10 February 2009

Polish Paris

Have I never posted about Greenpoint's Paris Shoe Store before? How could this be? I thought I had. Anyway, I freakin' love this little shop.

First of all, I love independent shoe stores period, mainly because, well, there aren't that many left, and, for some reason I can't explain, they all have a wistful, plaintive air about them. Nothing quite reeks of lo-fi, old-world values as a family-owned shoe store.

Furthermore, old shoe stores can almost always be counted on to feature a sort of storefront set-up I dearly adore. I wish I knew the architectural term for it, but it's that arrangement in which there are narrow, but roomy glass display cases on either side of a tiled walkway that leads up to the recessed front door. The blueprint kindly allows the shopper to browse the shop's entire stock without the pressure of actually entering the store. It also furnishes a little contextual variety to the street scene. The only other businesses I know that regularly featured this store design in the past were hat shops.

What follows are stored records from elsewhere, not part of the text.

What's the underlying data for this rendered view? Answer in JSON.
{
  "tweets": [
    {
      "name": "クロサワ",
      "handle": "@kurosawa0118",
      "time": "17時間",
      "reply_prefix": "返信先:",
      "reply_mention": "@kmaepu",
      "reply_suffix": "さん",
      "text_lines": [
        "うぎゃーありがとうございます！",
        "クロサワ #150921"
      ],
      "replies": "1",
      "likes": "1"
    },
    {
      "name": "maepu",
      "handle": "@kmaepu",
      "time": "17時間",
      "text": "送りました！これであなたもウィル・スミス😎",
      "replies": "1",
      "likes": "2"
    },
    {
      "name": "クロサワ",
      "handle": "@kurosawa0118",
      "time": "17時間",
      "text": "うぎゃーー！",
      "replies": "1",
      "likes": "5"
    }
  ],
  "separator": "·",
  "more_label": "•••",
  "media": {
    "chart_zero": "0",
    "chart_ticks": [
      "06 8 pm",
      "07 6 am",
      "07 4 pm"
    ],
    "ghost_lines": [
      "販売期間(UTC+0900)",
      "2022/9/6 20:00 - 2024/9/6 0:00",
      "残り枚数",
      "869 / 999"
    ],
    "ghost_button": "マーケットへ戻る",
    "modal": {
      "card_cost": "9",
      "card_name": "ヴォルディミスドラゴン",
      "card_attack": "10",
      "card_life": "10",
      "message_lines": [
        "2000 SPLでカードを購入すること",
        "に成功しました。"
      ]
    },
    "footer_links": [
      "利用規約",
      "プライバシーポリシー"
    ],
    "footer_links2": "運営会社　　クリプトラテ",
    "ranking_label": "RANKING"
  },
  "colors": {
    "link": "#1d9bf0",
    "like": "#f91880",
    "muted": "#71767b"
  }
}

The shop's name is somewhat hilarious in its grand ambitions. What did or do the denizens of Greenpoint care about "Paris Style Shoes." Now, "Shoes for Kiddies," maybe. And certainly the big sale advertised on the left in English and on the right in Polish is of great interest.

I know nothing of the history of the shop, or even when it was founded. Just after World War II, I'd say. Anyone who knows more, please write in.


Anonymous said...

When I was a little girl, in the 1960's I used to love going to this shoe store. The store was one of the few that still had the old fashioned foot rulers and cushy fitting seats. One of the previous owners was named Harry. In fact I believe the store was once called Harry's Shoe Store. I adored Harry. He used to charm the little boys & girls with lollipops and charms. It was a place were children enjoyed going to. He was like a second Grandpa. It was the only store that my mom knew of, that sold my needed tap & ballet dancing shoes. Harry sent away to France for the satin pink laces that needed to be sewn onto my toe dancing shoes. And for extra money he would sew on the laces. When the work was done he asked me to stand on my toes for him. I did. And he gave me a box of lambs wool. The lambs wool was needed in the tip of the dancing shoe to soften those on the toes ballet steps. I regret not keeping those toe shoes. But when my mom passed away, I found the box of lambs wool at her apartment!

Anonymous said...

The best example of the sort of shoe store you're talking about can be found downtown, on Trinity Place, right by the American Stock Exchange. Stapleton Shoes - do you know it? I swear, it's like a film set from 1958. If you don't know it, you should go have a look --> one of my pix of the place http://www.flickr.com/photos/benzadrine/2485383906/.